For this exercise, repeat each entry exactly as written.

- **DATA**
****************

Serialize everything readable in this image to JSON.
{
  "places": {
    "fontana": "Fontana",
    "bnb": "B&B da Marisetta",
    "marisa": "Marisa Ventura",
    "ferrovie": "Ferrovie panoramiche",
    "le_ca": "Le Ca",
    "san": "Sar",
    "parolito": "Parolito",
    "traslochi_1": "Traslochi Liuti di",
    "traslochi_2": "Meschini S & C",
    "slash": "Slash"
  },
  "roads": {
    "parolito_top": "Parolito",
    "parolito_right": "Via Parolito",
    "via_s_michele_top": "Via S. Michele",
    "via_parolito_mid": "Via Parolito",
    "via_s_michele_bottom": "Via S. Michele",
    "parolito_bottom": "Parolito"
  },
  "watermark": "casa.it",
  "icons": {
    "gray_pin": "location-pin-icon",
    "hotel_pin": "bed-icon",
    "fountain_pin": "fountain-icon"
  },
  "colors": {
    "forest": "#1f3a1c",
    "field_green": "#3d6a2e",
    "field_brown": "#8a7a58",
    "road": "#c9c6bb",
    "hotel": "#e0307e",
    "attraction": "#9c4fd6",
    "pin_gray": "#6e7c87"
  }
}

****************

- **SOLUTION BELOW**
Serialize everything readable in this image to JSON.
{
  "places": {
    "fontana": "Fontana",
    "bnb": "B&B da Marisetta",
    "marisa": "Marisa Ventura",
    "ferrovie": "Ferrovie panoramiche",
    "le_ca": "Le Ca",
    "san": "Sar",
    "parolito": "Parolito",
    "traslochi_1": "Traslochi Liuti di",
    "traslochi_2": "Meschini S & C",
    "slash": "Slash"
  },
  "roads": {
    "parolito_top": "Parolito",
    "parolito_right": "Via Parolito",
    "via_s_michele_top": "Via S. Michele",
    "via_parolito_mid": "Via Parolito",
    "via_s_michele_bottom": "Via S. Michele",
    "parolito_bottom": "Parolito"
  },
  "watermark": "casa.it",
  "icons": {
    "gray_pin": "location-pin-icon",
    "hotel_pin": "bed-icon",
    "fountain_pin": "fountain-icon"
  },
  "colors": {
    "forest": "#1f3a1c",
    "field_green": "#3d6a2e",
    "field_brown": "#8a7a58",
    "road": "#c9c6bb",
    "hotel": "#e0307e",
    "attraction": "#9c4fd6",
    "pin_gray": "#6e7c87"
  }
}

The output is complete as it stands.